Dataset rows for apps and sites:
::::

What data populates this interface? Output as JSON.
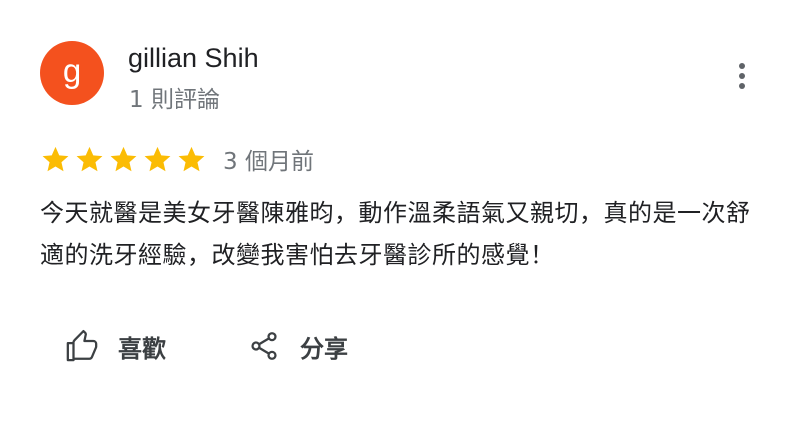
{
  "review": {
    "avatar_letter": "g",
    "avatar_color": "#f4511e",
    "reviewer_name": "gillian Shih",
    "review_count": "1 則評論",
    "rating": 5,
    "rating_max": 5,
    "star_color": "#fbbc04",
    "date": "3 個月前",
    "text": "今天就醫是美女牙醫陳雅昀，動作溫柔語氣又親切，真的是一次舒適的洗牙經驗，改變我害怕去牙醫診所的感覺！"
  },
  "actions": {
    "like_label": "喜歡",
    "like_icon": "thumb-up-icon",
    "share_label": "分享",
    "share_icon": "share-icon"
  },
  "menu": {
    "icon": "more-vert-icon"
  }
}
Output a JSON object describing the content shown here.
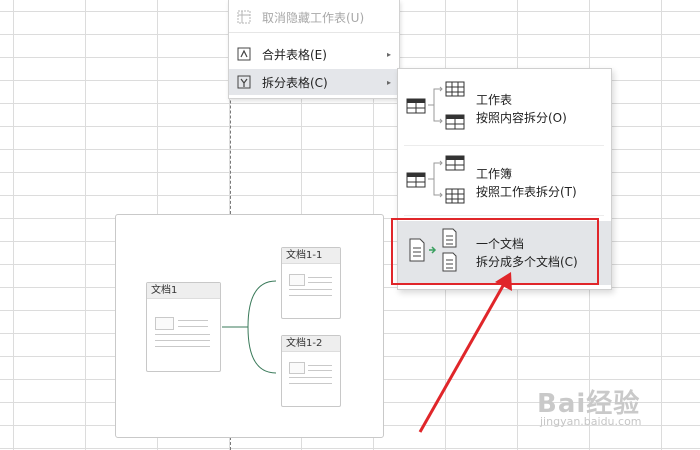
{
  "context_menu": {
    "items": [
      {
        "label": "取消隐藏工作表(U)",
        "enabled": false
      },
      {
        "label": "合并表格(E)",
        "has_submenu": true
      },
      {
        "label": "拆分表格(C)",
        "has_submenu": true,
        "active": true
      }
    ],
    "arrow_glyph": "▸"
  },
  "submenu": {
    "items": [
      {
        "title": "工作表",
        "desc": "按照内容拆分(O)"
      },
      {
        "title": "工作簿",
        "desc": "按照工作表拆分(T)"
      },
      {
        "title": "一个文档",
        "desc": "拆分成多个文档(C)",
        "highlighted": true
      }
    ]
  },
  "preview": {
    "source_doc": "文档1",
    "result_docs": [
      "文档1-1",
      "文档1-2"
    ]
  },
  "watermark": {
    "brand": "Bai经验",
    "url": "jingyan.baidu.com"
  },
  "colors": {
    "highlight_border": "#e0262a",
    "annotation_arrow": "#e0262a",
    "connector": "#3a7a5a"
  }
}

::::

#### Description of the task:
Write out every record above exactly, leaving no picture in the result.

#### Answer to the problem:
What data populates this interface? Output as JSON.
{
  "review": {
    "avatar_letter": "g",
    "avatar_color": "#f4511e",
    "reviewer_name": "gillian Shih",
    "review_count": "1 則評論",
    "rating": 5,
    "rating_max": 5,
    "star_color": "#fbbc04",
    "date": "3 個月前",
    "text": "今天就醫是美女牙醫陳雅昀，動作溫柔語氣又親切，真的是一次舒適的洗牙經驗，改變我害怕去牙醫診所的感覺！"
  },
  "actions": {
    "like_label": "喜歡",
    "like_icon": "thumb-up-icon",
    "share_label": "分享",
    "share_icon": "share-icon"
  },
  "menu": {
    "icon": "more-vert-icon"
  }
}
Output a JSON object describing the content shown here.
{
  "context_menu": {
    "items": [
      {
        "label": "取消隐藏工作表(U)",
        "enabled": false
      },
      {
        "label": "合并表格(E)",
        "has_submenu": true
      },
      {
        "label": "拆分表格(C)",
        "has_submenu": true,
        "active": true
      }
    ],
    "arrow_glyph": "▸"
  },
  "submenu": {
    "items": [
      {
        "title": "工作表",
        "desc": "按照内容拆分(O)"
      },
      {
        "title": "工作簿",
        "desc": "按照工作表拆分(T)"
      },
      {
        "title": "一个文档",
        "desc": "拆分成多个文档(C)",
        "highlighted": true
      }
    ]
  },
  "preview": {
    "source_doc": "文档1",
    "result_docs": [
      "文档1-1",
      "文档1-2"
    ]
  },
  "watermark": {
    "brand": "Bai经验",
    "url": "jingyan.baidu.com"
  },
  "colors": {
    "highlight_border": "#e0262a",
    "annotation_arrow": "#e0262a",
    "connector": "#3a7a5a"
  }
}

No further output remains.